Junot Diaz: telling it like it is
Today on his New Yorker blog, Adam Gopnik attempts to unpack Barack Obama's election-night victory speech for clues to why the President engenders such dislike from his foes on the right. For Gopnik, it comes down to what he sees as Obama's calculated distance:
"...[W]atching him come to the podium and hold it, some of the reasons for that hatred were discernible. Obama is, above all, calm, cool—not needy in any way, and that absence of neediness, that pervasive cool, which reads to even his admirers at times like a slight, ironic detachment from his own eloquence, must seem to his detractors like an infuriating arrogance and remoteness. John Kennedy, who had the same gift of detachment, was often accused, quite fairly, of the same type of self-absorption and indifference to others. He carried no cash in his coat ... Everybody admires the guy who never breaks a sweat—except the guys running alongside him in the race, who would at least like to see him making an effort. A man who is not needy, a philosopher once said, does not always recognize the needs of others."
But there's another way to look at Obama. And the Dominican-born, Jersey-raised, Pulitzer-winning novelist and MIT professor Junot Diaz is not afraid to mince words:
"He doesn't like to fight," he tells my colleague David Scharfenberg in this week's Providence Phoenix.
In January 2010, a year into the Obama administration, Diaz wrote a piece for the New Yorker suggesting that Obama was failing the country . . . as a storyteller:
"All year I’ve been waiting for Obama to flex his narrative muscles, to tell the story of his presidency, of his Administration, to tell the story of where our country is going and why we should help deliver it there. A coherent, accessible, compelling story—one that is narrow enough to be held in our minds and hearts and that nevertheless is roomy enough for us, the audience, to weave our own predilections, dreams, fears, experiences into its fabric. It should necessarily be a story eight years in duration, a story that no matter what our personal politics are will excite us enough to go out and reëlect the teller just so we can be there for the story’s end.
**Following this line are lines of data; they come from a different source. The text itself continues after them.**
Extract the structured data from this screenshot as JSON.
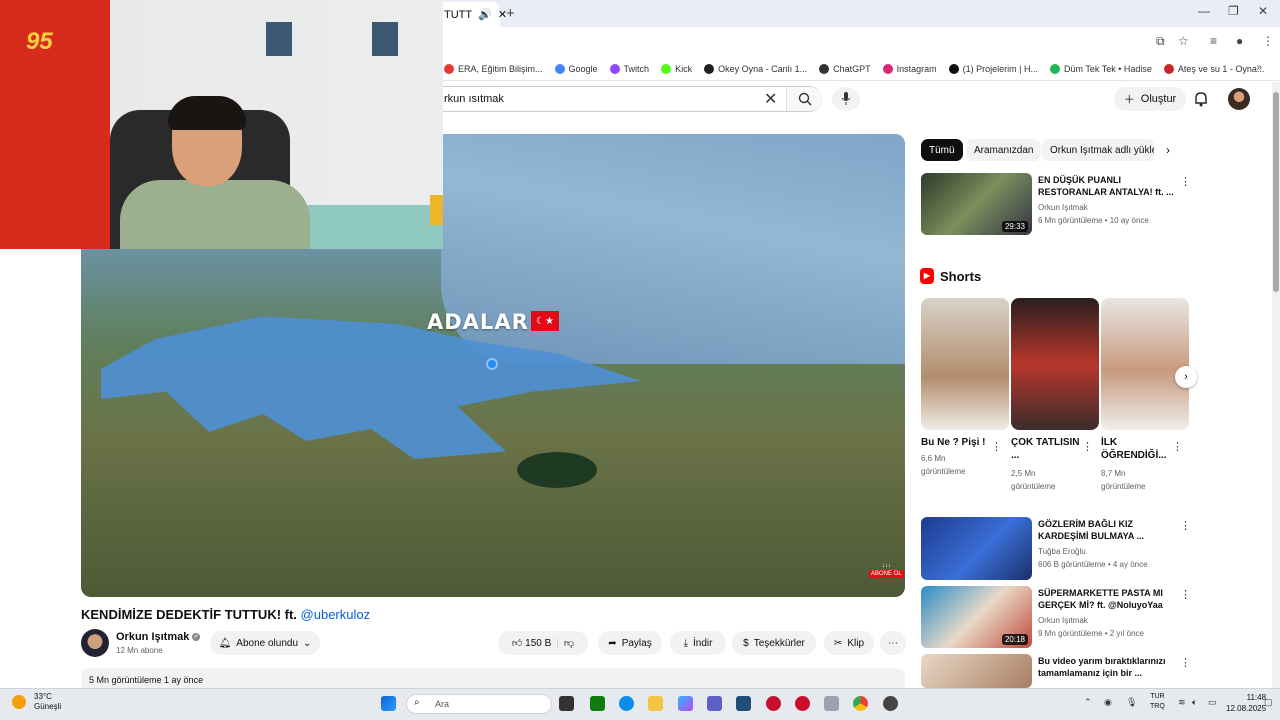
{
  "browser": {
    "tab_title": "TUTT",
    "bookmarks": [
      {
        "label": "ERA, Eğitim Bilişim...",
        "color": "#e53935"
      },
      {
        "label": "Google",
        "color": "#4285f4"
      },
      {
        "label": "Twitch",
        "color": "#9146ff"
      },
      {
        "label": "Kick",
        "color": "#53fc18"
      },
      {
        "label": "Okey Oyna - Canlı 1...",
        "color": "#222222"
      },
      {
        "label": "ChatGPT",
        "color": "#333333"
      },
      {
        "label": "Instagram",
        "color": "#d62976"
      },
      {
        "label": "(1) Projelerim | H...",
        "color": "#111111"
      },
      {
        "label": "Düm Tek Tek • Hadise",
        "color": "#1db954"
      },
      {
        "label": "Ateş ve su 1 - Oyna...",
        "color": "#c62828"
      }
    ]
  },
  "header": {
    "search_value": "rkun ısıtmak",
    "create_label": "Oluştur"
  },
  "player": {
    "map_label": "ADALAR",
    "watermark": "ABONE OL"
  },
  "video": {
    "title": "KENDİMİZE DEDEKTİF TUTTUK! ft.",
    "mention": "@uberkuloz",
    "channel": "Orkun Işıtmak",
    "subs": "12 Mn abone",
    "subscribe_label": "Abone olundu",
    "likes": "150 B",
    "share_label": "Paylaş",
    "download_label": "İndir",
    "thanks_label": "Teşekkürler",
    "clip_label": "Klip",
    "desc_meta": "5 Mn görüntüleme  1 ay önce"
  },
  "sidebar": {
    "chips": [
      "Tümü",
      "Aramanızdan",
      "Orkun Işıtmak adlı yükle"
    ],
    "shorts_heading": "Shorts",
    "videos": [
      {
        "title": "EN DÜŞÜK PUANLI RESTORANLAR ANTALYA! ft. ...",
        "channel": "Orkun Işıtmak",
        "meta": "6 Mn görüntüleme • 10 ay önce",
        "duration": "29:33"
      },
      {
        "title": "GÖZLERİM BAĞLI KIZ KARDEŞİMİ BULMAYA ...",
        "channel": "Tuğba Eroğlu",
        "meta": "606 B görüntüleme • 4 ay önce",
        "duration": ""
      },
      {
        "title": "SÜPERMARKETTE PASTA MI GERÇEK Mİ? ft. @NoluyoYaa",
        "channel": "Orkun Işıtmak",
        "meta": "9 Mn görüntüleme • 2 yıl önce",
        "duration": "20:18"
      },
      {
        "title": "Bu video yarım bıraktıklarınızı tamamlamanız için bir ...",
        "channel": "",
        "meta": "",
        "duration": ""
      }
    ],
    "shorts": [
      {
        "title": "Bu Ne ? Pişi !",
        "views": "6,6 Mn görüntüleme"
      },
      {
        "title": "ÇOK TATLISIN ...",
        "views": "2,5 Mn görüntüleme"
      },
      {
        "title": "İLK ÖĞRENDİĞİ...",
        "views": "8,7 Mn görüntüleme"
      }
    ]
  },
  "taskbar": {
    "temp": "33°C",
    "weather": "Güneşli",
    "search_placeholder": "Ara",
    "lang_1": "TUR",
    "lang_2": "TRQ",
    "time": "11:48",
    "date": "12.08.2025"
  }
}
But from where I sit our President has not even told a bad story; he, in my opinion, has told no story at all."
It's Scharfenberg's question to Diaz about that piece -- about whether he thought Obama had learned a lesson since then -- that prompted Diaz to answer that he didn't, and Obama hadn't, and mightn't ever:
"Part of Obama's problem seems to be beyond narrative ... Part
of him is a very strange figure, a reconciliator, where politics — at
least as politics works these days — it's all about conflict, it's all
about victory, it's all about cutting off the ring on your opponent.
It's all about extracting concessions. Literally, it's fucking war."
It's telling that Diaz, a street-poet of the hypermasculine, is less apologetic for Obama's lack of balls than Gopnik, who stands out -- even at the New Yorker -- for being a pretentious, France-loving gasbag. In Gopnik's eyes, Obama has passed through the forge of extreme conflict (one wants to inquire: when, exactly, was that?) and emerged serene, distilled: "By now Obama must know the virtues of fighting and the limits of the invocation of unity," Gopnik writes, "but he knows, too, that a cool man who does not cherish his own warmest rhetoric becomes a mere hot-air artist."
When Gopnik close-reads Obama's lack of fight, he beholds it as "political intelligence" -- "as distinct and intuitive a gift as any of the other kinds of intelligence," of which "a large component ... lies in being faithful to your own fictions."
It almost sounds like Gopnik's saying something nice -- he certainly thinks he is -- until you realize that he's calling Obama a really skilled liar.
Welcome to your second term, Mr. President. America's finest fiction writer has called you a wimp, one of America's biggest wimps has accused you of fiction, and it's not even lunchtime yet.